“Fentanyl is killing Americans at an unprecedented rate,” DEA Administrator Anne Milgram said in an April memo warning other law enforcement agencies of a nationwide spike in fentanyl-related mass overdoses.

“Drug traffickers are driving addiction, and increasing their profits, by mixing fentanyl with other illicit drugs,” the memo states.

Dealers sell fentanyl-laced cocaine or fake pills containing the drug that look like legitimate prescriptions.

“This is creating a frightening nationwide trend where many overdose victims are dying after unknowingly ingesting fentanyl,” the memo continues.

Jacob Talamantes with his girlfriend, Brianna, and their two daughters. (Photo courtesy of Jennipher Talamantes)

It’s personal

For Talamantes, the crisis is more than numbers. It’s personal.

“I used to say he was my star,” she said about her son. “When he would talk, everybody listened. He loved statistics, football, basketball, hockey. His eyes would light up and his smile would light up when he talked.”

Jacob attended El Dorado High School and graduated from Eastwood High School. He and his longtime girlfriend moved to Dallas after graduation and had two girls — Alina and Josie, now 7 and 3.

He planned to go to pharmacy school, but decided instead to start his own business. At 21, he opened a flooring business in Wylie, Texas.

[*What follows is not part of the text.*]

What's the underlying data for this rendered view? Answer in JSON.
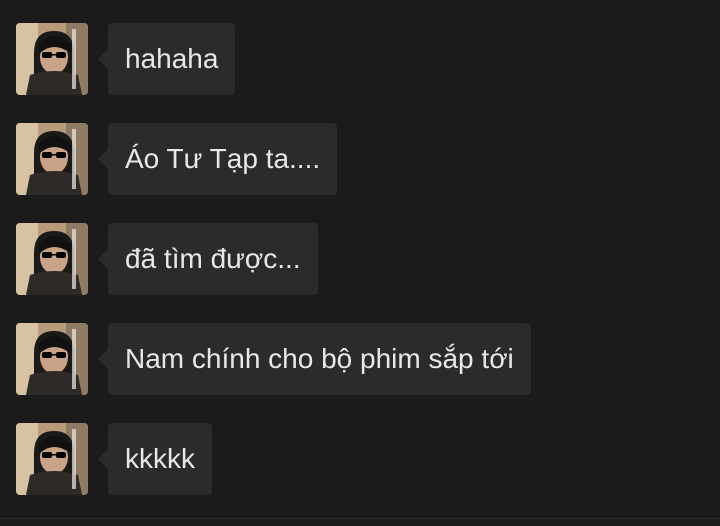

Jacob had a history of smoking marijuana, which caused a lot of friction between him and his mother. He later dabbled in cocaine, Talamantes said.

“Once he went to Dallas, I didn’t know what else he was doing and that worried me,” Talamantes said.

Jacob separated from his girlfriend, and started partying often. His brother, Josh, became increasingly concerned and warned Talamantaes that something was wrong. Talamantes didn’t know what to do.

Jennipher Talamantes with her son, Jacob, who died of a fentanyl overdose in 2020. (Photo courtesy of Jennipher Talamantes)

“Even from afar I was always trying to tell him to be a good man, be a good dad,” she said. “I would tell him, ‘How can I help you? Just don’t ask me for money.’ He would say, ‘I don’t know. I don’t know, mom.’”

She often wonders about her son’s last minutes of life. 

While everyone’s symptoms are different, many people who overdose on fentanyl experience drowsiness and dizziness, nausea and vomiting, and loss of consciousness, according to the Centers for Disease Control and Prevention. Others experience trouble breathing, stiffening of the body or seizure-like activity, and foaming at the mouth.

Talamantes said she still has a roller of emotions and has been in extensive counseling. She’s learned as much as she could about fentanyl and other opioids, and wants others to share their stories.

She last saw Jacob in January 2020.

“I told him I didn’t want to lose him and that I loved him very much.”

In their last phone conversation, Jacob told his mother he loved her and that she needed to be careful with the COVID-19 pandemic peaking.

“‘I don’t know what I’d do without you,’” Talamantes recalls her son saying. “Now I’m having to live without him.”

Faces of Fentanyl

Jennipher Talamantes lost her 25-year-old son, Jacob, to a fentanyl overdose two years ago. Today, she’s working to create awareness about the dangers of the synthetic drug.

She’ll be sharing her story at the DEA Family Summit on the Overdose Epidemic June 14-15 at DEA Headquarters in Arlington, Virginia. 

To share your story with her, email her at or call her at 915-549-3920.

For information about the dangers of fentanyl, read the DEA fentanyl fact sheet.

El Paso native Cindy Ramirez has spent most of her career in journalism, with some stints in public and media relations and military reporting. She's covered everything from education to local government...